The Head of Komeit’s casino panel Kiyohiko Toyama said more licenses could be awarded once the success of the three integrated resorts had been assessed.
Speaking to Bloomberg, he said: “For Komeito, I think it will be extremely hard to go higher than three. If it goes well we could increase it a bit. Komeito is not saying three should be the limit forever, but let’s try three to start with.”
The Liberal Democratic Party is believed to favour five casino licenses with Osaka currently in pole postion to become the big city resort. Localities such as Tomakomai in Hokkaido, Nagasaki and Wakayama have also lodged their interest whilst the casino potential of Tokyo, Yokohama and Okinawa could need to overcome hurdles with local politicians.

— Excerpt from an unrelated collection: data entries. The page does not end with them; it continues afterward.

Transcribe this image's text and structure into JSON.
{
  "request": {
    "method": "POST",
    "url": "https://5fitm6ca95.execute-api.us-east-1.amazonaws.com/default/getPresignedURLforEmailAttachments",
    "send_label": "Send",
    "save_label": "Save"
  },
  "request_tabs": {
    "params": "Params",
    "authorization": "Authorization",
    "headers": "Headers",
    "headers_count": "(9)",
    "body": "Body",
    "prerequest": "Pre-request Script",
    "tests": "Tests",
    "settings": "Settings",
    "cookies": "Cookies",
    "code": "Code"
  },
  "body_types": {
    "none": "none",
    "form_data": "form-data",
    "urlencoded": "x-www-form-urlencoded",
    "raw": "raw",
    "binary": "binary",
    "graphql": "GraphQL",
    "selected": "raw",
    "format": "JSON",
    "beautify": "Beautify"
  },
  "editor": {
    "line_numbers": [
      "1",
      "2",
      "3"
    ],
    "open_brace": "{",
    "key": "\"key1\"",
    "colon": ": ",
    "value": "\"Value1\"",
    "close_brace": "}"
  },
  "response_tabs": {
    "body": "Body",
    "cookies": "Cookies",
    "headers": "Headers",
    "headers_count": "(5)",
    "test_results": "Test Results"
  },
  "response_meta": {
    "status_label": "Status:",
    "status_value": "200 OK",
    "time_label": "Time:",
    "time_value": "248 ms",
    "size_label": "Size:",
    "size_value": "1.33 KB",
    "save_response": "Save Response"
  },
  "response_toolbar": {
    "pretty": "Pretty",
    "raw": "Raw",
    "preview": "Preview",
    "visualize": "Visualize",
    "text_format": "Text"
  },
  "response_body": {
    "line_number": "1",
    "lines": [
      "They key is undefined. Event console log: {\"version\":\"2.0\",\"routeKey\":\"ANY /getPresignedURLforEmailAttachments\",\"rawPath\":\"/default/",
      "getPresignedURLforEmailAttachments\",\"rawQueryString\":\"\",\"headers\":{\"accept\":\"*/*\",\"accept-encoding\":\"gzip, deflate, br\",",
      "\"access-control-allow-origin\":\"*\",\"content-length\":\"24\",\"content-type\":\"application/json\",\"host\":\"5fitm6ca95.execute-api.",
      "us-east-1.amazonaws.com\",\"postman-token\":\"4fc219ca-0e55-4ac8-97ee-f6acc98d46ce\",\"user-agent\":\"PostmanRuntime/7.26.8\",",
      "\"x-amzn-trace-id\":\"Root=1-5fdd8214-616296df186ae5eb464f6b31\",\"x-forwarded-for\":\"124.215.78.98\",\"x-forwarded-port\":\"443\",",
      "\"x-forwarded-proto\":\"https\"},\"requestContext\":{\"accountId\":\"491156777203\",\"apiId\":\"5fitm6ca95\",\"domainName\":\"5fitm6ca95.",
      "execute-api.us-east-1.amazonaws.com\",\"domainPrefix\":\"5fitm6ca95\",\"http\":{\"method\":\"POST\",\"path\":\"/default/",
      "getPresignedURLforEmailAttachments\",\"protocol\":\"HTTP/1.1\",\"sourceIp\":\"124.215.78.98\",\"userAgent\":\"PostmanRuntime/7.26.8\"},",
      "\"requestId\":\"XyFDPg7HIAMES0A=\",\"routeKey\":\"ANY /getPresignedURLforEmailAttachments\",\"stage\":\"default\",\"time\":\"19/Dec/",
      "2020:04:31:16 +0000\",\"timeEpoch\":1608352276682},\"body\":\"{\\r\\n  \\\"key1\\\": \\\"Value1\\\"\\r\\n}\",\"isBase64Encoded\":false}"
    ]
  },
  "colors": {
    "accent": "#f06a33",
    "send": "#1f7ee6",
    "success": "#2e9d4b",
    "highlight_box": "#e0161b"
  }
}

A poll held March 3 to 4 by Kyodo news suggests that the Japanese public has not been gripped by the concept of casinos entering their culture with 65.1 per cent voting against casino introduction and 26.6 per cent saying they were in favour.
Legislators have been looking to limit casino visitation to around 10 visits per month with a maximum of three per week and an entry fee for locals of ¥2k (US$18.50).
Japanese nationals and foreigners living in Japan would be subject to the limitations with casinos using biometrics and facial recognition technology.
A size limit has also been set on the casino at 15,000 square meters with the facilities not allowed to exceed three per cent of the land space of an integrated resort with the gaming floor likely to only take up three per cent of the overall footprint.
The proposed tax rate would start at 30 per cent for operators with annual revenue of up to ¥300bn (US$2.8bn), increasing to 40 per cent for revenue between ¥300bn and ¥400bn (US$3.7bn) and to 50 per cent for revenue between ¥400bn and ¥500bn (US$4.7bn).
The IR Implementation Bill is expected to be presented during the June 2018 ordinary Diet session.